Jesse Fried • Feb 11, 2019

Great Falls at Paterson


Paterson's location is magical. It is surrounded by the Passaic River on three sides, at the river's northernmost point during its elaborate 180 degree turn from flowing north to south. The river's turn occurs through a break in the ridges of the Watchung Mountains, where they transform from flat-topped, north-south running ridges into a crescent shaped jumble of tall hills broken up by faults. The center of the city is right near the spot where the Passaic crosses over the steep east-facing escarpment of the First Watchung Mountain and reaches the rolling piedmont below. The river's sheer drop through a deep crack in the basalt forms a huge waterfall. It's one of the most dramatic natural spots in New Jersey, and in fact it's the reason for the city of Paterson's founding.

Great Falls at Paterson


Paterson is often described as a "planned industrial city." Its location and layout are Big Ideas dating from the early days of the industrial revolution. Such a major source of water power so close to such a huge center of international commerce made it an ideal spot for early industry. It's amazing how much more important physical location was to industry in the past. The waters of the Passaic above the falls were diverted into raceways that spread throughout the industrial district of the city. Factories located along these raceways were able to harness the water power in their own individual ways. Other early 19th century industrial cities like nearby Passaic, NJ and Holyoke, MA had similar systems.
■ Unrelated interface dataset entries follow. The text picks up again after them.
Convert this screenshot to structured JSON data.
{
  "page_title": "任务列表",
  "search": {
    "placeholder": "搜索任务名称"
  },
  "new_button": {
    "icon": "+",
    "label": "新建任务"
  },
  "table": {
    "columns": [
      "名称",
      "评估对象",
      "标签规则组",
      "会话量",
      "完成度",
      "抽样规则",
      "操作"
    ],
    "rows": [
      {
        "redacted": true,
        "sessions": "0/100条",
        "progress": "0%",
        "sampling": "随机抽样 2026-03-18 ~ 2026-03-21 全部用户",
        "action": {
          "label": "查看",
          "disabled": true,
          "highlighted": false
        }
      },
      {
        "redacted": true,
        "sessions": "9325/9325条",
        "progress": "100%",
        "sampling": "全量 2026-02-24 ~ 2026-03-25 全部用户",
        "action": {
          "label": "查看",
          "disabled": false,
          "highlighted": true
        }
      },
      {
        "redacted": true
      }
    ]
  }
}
As I understand it, the first major industries in Paterson were railroad locomotives and silk weaving. These multiplied into every imaginable kind of product, heavy and light. Airplane propellors, a famous brand of power tools, guns, experimental submarines, and all sorts of industrial things were made there. Even after industry found new energy sources, Paterson had the skilled labor force and infrastructure to remain a good location for industrial production. Of course its heyday only lasted so long. It's the same story everywhere, the Great Depression and then after WWII the steady decline.
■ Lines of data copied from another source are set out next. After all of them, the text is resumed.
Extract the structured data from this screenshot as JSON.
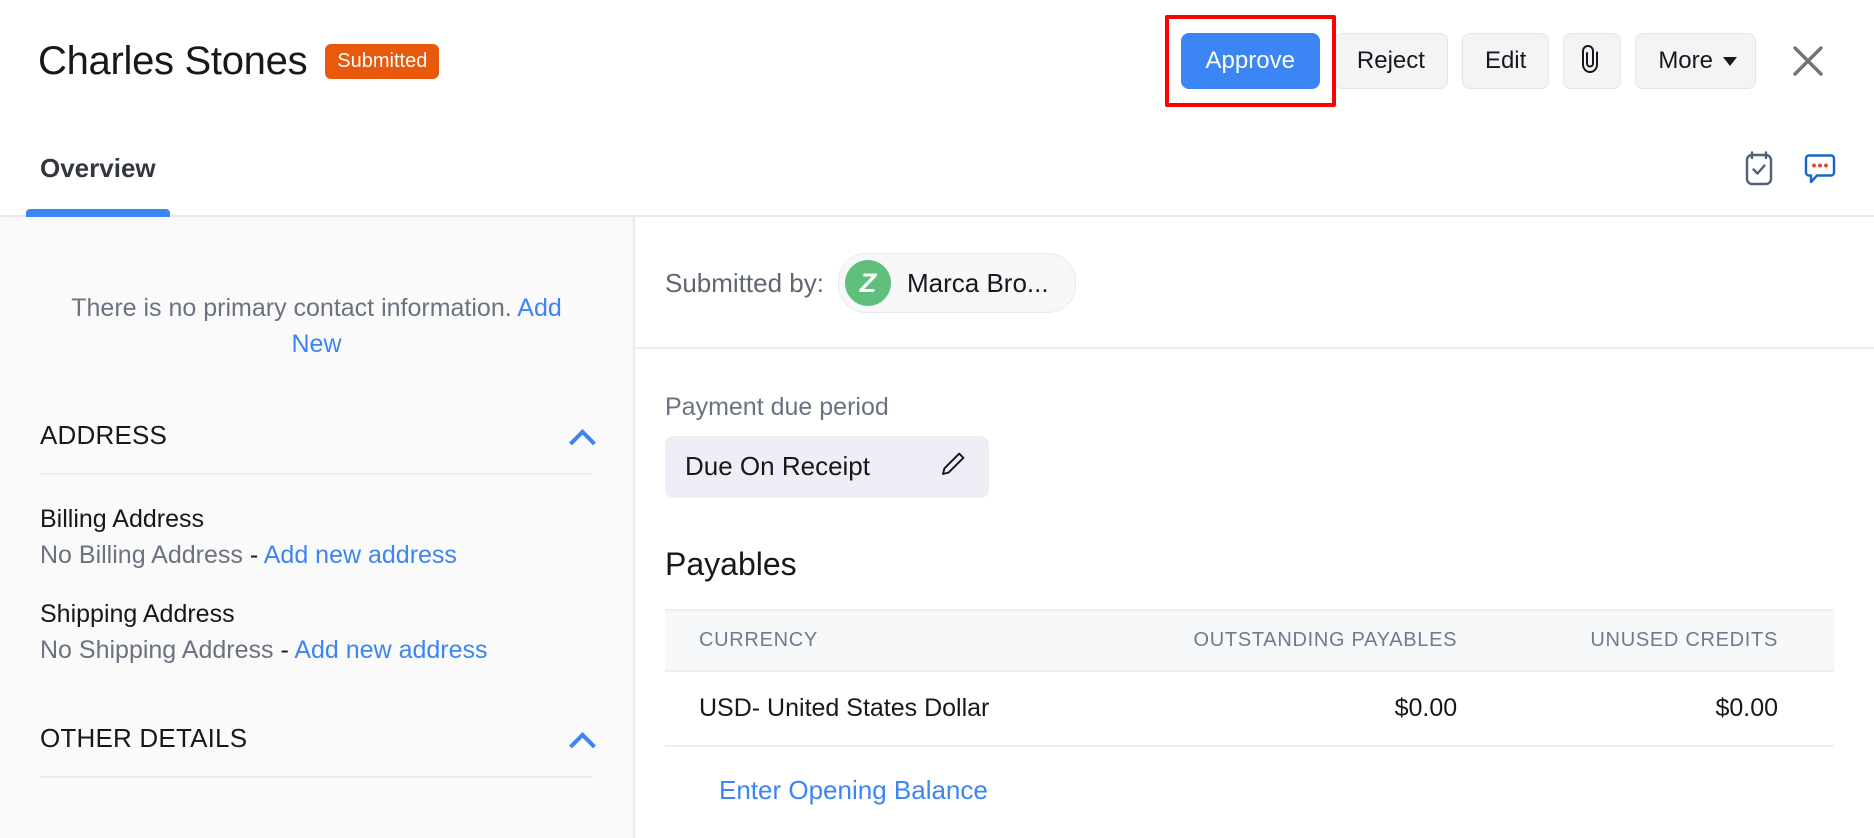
{
  "header": {
    "title": "Charles Stones",
    "status_badge": "Submitted",
    "actions": {
      "approve": "Approve",
      "reject": "Reject",
      "edit": "Edit",
      "attachment_icon": "paperclip-icon",
      "more": "More",
      "close_icon": "close-icon"
    },
    "accent_primary": "#3b85f4",
    "status_color": "#e8590c",
    "highlight_color": "#ff0000"
  },
  "tabs": [
    {
      "label": "Overview",
      "active": true
    }
  ],
  "tab_icons": [
    {
      "name": "tasks-clipboard-icon"
    },
    {
      "name": "comments-icon"
    }
  ],
  "sidebar": {
    "no_contact_text": "There is no primary contact information.",
    "no_contact_link": "Add New",
    "sections": [
      {
        "title": "ADDRESS",
        "collapse_icon": "chevron-up-icon"
      },
      {
        "title": "OTHER DETAILS",
        "collapse_icon": "chevron-up-icon"
      }
    ],
    "addresses": [
      {
        "label": "Billing Address",
        "value": "No Billing Address",
        "separator": "-",
        "link": "Add new address"
      },
      {
        "label": "Shipping Address",
        "value": "No Shipping Address",
        "separator": "-",
        "link": "Add new address"
      }
    ]
  },
  "main": {
    "submitted_by_label": "Submitted by:",
    "submitter": {
      "avatar_initial": "Z",
      "avatar_color": "#5ec07c",
      "name": "Marca Bro..."
    },
    "payment_due": {
      "label": "Payment due period",
      "value": "Due On Receipt",
      "edit_icon": "pencil-icon"
    },
    "payables": {
      "title": "Payables",
      "columns": [
        "CURRENCY",
        "OUTSTANDING PAYABLES",
        "UNUSED CREDITS"
      ],
      "rows": [
        {
          "currency": "USD- United States Dollar",
          "outstanding_payables": "$0.00",
          "unused_credits": "$0.00"
        }
      ],
      "opening_balance_link": "Enter Opening Balance"
    }
  }
}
There is a lot of interesting history about labor activism in Paterson, which I unfortunately don't know much about.


Today, immigration keeps Paterson vital. The downtown area is very Peruvian, with lots of restaurants and stores. There's a large Dominican community in the city too. South of Route 80 along Main Street is a district of restaurants, stores and various businesses catering to communities coming from all over the Middle East. The NY area's only Iraqi restaurant is located here. Continuing down Main Street into Clifton and Passaic is a many miles long and incredibly diverse strip of immigrant oriented businesses.

Paterson may no longer be a major industrial center, but it is still one of New Jersey's most important urban centers.

There's no doubt that Paterson is a bit of a rough city, but coming from New York on a recent trip it seems friendly too. People who served us in restaurants were nice to us. Families visiting the falls smiled at us. The moderate density urban neighborhoods seemed somehow familiar and cozy, if a little depressing.

My Paterson Experience
Max Miller
Feb. 13, 2019, 2:27 p.m.

I consider myself very lucky to have joined the author on this recent trip to Paterson. Though I am a native of the Garden State, I had never before been to the Paterson Falls, which I admit was a gaping hole in my life experience. The Falls were beautiful. My favorite part was that the mist created by the waterfall had adhered to solid objects all around the falls, and subsequently froze. This created a unique thick layer of ice engloving the surrounding trees, branches, and grass, as well as the bridge over the falls.

I also enjoyed the trip to Paterson, which does not necessarily belong in this article, but I'll talk about it anyway. For an economical $11 round trip fare, we took the jitney bus, operated by Hispanic New Jerseyans. The wait on both legs was minimal, and although the way there was stop-and-go, I certainly enjoyed the trip along Main Avenue in Passaic, Clifton, and Paterson. I also loved seeing the variety of South Asian, Hispanic, and Middle Eastern businesses.

The soulful New Jersey "feel" is something Jesse has talked about at length on this website; I certainly felt it this day: walking through town, observing the former factory buildings converted to apartments, and then in the outer parts of the city, the small houses reminding me of the suburbs where I grew up, despite their not resembling my hometown at all. Probably this familiar feeling we won't ever find outside of NJ, but it's nice to be able to find it there, even in places we've never been before.